Teniers was born in Antwerp in 1610, the son of a painter and art dealer of the same name. His father painted small scale history paintings, and served as Teniers’ first teacher. Having served his apprenticeship he became a master of the Antwerp Guild of St. Luke in 1632-33, and in 1637 he joined Antwerp’s most famous artistic dynasty, by marrying Anna, daughter of Jan Breughel I.
From early in his career Teniers had excellent relationships with Antwerp’s art dealers, who greatly prized the genre paintings with which he quickly established his reputation. Although in this early work he absorbed a number of influences, ‘The most lasting impression, however, was made by Adriaen Brouwer’s (1605/6-1638) paintings of excited simple folk’.⁴ Brouwer spent the last period of his life in Antwerp and his pictures of the daily lives of peasants proved hugely influential for Teniers. However, the work of the two artists are compared, there are clearly significant differences. Brouwer’s figures tend to be very direct, expressive and animated. In contrast to these, Teniers’ work tends to have a comparative calmness and composure. As Klinge says ‘his artistic individuality, unlike Brouwer’s, resides precisely in his almost still-life-like handling of figures and spaces’.⁵
Teniers soon became one of the most successful painters in Antwerp, and attracted several prestigious commissions. By the 1640s he had prospered to the extent that he was able to rent a large manor house, and in 1645 he became the Dean of the Guild of St. Luke. In 1647 he received his first commission from the newly appointed Governor of the Southern Netherlands, Archduke Leopold Wilhelm (1616-1662), and court painter and court painter four years later. This appointment meant he was responsible for expanding the Archduke’s picture collection, which saw him travelling to England. Teniers captured the collection in several gallery pictures as well as an illustrated catalogue Theatrum Pictorium (1660). After the Archduke left Brussels, Teniers stayed on as Court Painter to the new governor, Don Juan of Austria, and he also worked for Philip IV of Spain and Willem II of the Northern Netherlands. He continued to have great success and led an aristocratic lifestyle. He died in Brussels but his legacy continued to prove enormous influential to future generations of artists.
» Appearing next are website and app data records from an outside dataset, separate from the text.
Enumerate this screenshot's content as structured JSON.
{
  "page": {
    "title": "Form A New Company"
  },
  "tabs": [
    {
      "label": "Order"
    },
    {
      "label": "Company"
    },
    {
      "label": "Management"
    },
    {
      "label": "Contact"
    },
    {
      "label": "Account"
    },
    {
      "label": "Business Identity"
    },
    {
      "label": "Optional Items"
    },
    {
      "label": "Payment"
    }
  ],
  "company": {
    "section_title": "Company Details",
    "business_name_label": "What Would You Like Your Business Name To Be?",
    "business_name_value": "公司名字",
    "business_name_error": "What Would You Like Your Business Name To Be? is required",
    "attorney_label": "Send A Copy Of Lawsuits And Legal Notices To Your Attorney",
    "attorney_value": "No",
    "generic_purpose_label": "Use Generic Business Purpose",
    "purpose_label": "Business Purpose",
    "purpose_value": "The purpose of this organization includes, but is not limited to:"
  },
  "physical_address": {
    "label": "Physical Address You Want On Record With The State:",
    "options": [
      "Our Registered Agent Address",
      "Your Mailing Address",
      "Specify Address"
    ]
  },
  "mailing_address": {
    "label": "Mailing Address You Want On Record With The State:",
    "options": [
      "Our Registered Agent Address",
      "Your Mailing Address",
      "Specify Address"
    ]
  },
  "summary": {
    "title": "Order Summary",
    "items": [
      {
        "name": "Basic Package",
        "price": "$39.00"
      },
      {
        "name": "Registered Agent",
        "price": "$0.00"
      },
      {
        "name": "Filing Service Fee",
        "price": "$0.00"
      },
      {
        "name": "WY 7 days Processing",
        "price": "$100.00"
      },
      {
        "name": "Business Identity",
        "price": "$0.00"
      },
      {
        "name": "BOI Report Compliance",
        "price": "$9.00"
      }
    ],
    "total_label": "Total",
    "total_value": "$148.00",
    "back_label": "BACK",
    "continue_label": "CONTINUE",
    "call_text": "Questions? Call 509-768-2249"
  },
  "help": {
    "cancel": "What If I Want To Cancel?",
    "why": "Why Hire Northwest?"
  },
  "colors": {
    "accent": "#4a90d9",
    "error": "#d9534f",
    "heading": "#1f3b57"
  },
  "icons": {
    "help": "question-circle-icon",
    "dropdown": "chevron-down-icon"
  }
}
¹ Vlieghe, H., David Teniers the Younger (1610-1690): A Biography, (Brepols, Turnhout, 2011), p. 71. ² Ibid, p.104. ³ Jean Siméon Chardin, 1699–1779: Werk, Herkunft, Wirkung, Exh. cat., Staatliche Kunsthalle Karlsruhe. Karlsruhe, 1999, p. 348. ⁴ Klinge, M., ‘Introduction’ in David Teniers the Younger: Paintings, Drawings, exh. cat., Koninklijk Museum voor Schone Kunsten, Antwerp, May-Sept 1991, p.16. ⁵ Ibid. p. 18. Top